Under the Voter Data menu selection choose Export List. From here, choose from the various options for building a target universe just as you normally would in other areas of the system. Remember, in this screen you don’t have to select geographic parameters if you want to encompass all voters from your account.

Voter Gravity Hack of the Month

After pressing Submit to apply those choices, you can scroll to the bottom of the page and select a tag, using Tag Filtered Voters, to label everyone. This of course requires you to first create that tag but, if you haven’t, it can easily be done under Manage in the menu sidebar and choosing System Tags.

Voter Gravity Hack of the Month

Having completed this process once, you’re set for building your walklists and phonebanking lists by now choosing this new tag as the sole defining criterion.
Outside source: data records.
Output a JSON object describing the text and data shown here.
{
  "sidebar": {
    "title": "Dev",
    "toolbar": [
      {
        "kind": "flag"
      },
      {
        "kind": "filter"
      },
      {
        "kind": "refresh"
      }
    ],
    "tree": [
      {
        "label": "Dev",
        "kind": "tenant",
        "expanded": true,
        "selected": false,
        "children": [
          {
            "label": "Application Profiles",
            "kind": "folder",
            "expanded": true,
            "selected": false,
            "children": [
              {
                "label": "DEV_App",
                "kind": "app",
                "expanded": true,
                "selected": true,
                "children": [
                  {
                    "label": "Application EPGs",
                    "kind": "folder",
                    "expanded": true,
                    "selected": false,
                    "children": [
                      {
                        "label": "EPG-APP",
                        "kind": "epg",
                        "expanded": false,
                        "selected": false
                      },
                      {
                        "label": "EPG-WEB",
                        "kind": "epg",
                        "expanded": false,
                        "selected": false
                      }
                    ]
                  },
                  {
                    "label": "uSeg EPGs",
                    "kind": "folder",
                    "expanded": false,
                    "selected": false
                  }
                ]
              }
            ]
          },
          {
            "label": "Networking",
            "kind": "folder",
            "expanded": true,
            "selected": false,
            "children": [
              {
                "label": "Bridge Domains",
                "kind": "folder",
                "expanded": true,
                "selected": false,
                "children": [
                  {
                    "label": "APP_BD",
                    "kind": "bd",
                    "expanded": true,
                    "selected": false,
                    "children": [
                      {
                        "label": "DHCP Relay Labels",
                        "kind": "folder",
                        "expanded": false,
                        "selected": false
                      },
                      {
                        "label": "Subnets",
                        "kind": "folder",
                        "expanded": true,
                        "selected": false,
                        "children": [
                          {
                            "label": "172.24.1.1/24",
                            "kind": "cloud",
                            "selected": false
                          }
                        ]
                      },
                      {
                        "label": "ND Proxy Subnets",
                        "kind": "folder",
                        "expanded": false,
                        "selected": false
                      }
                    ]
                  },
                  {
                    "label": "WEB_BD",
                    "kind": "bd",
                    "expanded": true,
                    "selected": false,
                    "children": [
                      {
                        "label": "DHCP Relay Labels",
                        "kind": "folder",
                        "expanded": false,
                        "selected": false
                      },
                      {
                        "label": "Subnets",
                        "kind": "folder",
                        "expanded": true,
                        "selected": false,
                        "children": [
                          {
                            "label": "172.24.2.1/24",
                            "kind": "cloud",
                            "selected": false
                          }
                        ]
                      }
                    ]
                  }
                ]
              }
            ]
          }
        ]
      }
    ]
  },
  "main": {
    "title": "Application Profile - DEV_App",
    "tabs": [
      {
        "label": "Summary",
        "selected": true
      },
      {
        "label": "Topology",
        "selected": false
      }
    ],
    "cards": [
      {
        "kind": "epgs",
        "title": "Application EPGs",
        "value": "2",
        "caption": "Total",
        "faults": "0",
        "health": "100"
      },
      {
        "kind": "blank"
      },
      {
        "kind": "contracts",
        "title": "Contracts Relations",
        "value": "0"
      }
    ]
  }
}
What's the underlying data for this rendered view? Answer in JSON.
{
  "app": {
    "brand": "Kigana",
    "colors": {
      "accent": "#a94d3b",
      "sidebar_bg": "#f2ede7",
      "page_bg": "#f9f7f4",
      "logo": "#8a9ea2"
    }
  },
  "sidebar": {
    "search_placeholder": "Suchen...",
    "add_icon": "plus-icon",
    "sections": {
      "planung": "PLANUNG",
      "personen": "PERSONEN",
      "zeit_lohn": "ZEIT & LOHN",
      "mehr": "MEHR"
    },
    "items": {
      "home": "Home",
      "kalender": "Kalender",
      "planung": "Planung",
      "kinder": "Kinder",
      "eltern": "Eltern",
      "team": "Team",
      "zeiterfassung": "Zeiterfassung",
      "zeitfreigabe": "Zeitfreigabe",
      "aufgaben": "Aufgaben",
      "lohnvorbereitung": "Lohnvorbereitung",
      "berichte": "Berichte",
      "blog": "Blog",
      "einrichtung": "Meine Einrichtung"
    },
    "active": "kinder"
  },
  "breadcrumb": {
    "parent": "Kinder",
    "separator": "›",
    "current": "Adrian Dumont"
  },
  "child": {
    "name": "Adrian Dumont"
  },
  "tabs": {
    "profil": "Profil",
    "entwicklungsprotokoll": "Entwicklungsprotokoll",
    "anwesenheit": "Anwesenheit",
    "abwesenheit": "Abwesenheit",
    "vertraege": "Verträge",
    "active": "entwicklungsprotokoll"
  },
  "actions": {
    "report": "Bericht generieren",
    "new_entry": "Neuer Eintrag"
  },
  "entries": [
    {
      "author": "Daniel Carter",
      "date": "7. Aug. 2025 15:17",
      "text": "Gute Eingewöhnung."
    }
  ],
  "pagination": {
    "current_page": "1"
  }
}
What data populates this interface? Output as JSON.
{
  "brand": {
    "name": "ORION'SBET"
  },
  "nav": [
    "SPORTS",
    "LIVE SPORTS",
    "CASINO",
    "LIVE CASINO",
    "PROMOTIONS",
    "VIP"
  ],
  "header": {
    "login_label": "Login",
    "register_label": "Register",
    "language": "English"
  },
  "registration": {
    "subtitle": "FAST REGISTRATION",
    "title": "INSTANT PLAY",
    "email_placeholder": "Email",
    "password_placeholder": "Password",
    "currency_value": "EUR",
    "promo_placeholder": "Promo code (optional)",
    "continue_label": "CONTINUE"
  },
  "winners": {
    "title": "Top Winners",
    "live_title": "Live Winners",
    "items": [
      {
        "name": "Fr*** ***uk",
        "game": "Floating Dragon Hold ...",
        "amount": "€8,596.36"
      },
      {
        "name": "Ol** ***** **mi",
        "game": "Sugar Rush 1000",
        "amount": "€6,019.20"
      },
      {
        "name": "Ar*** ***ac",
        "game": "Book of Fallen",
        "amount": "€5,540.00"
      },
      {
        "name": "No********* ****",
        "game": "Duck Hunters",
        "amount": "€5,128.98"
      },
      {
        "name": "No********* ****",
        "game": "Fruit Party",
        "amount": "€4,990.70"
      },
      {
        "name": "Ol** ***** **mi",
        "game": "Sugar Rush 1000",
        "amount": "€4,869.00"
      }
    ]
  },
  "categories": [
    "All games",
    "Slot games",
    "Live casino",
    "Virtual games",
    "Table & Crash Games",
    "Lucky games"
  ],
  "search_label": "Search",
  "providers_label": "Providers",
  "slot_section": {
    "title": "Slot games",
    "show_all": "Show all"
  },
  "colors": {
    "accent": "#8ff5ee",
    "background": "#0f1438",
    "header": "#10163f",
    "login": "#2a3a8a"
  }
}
Especially when constructing walklists, working precinct by precinct, establishing this simple model beforehand can save you a lot of time!

We hope this campaign hack will help you maximize every possible moment during your voter contact efforts. If you have any questions or requests for future tips and hacks, please email support@votergravity.com.

Your Campaign Blog Needs These Five Things

Your Campaign Blog

Most campaigns struggle with getting their message to their constituents. The hot topics of the day or single issue voters can really derail a campaign’s ability to adequately get their message across without being sidetracked. If this is the case with your campaign, your website, and specifically your campaign blog, needs to become the place where people can get your opinion and views about issues that are important to the office for which you are running. Here are five ways to improve your campaign blog. Continue reading →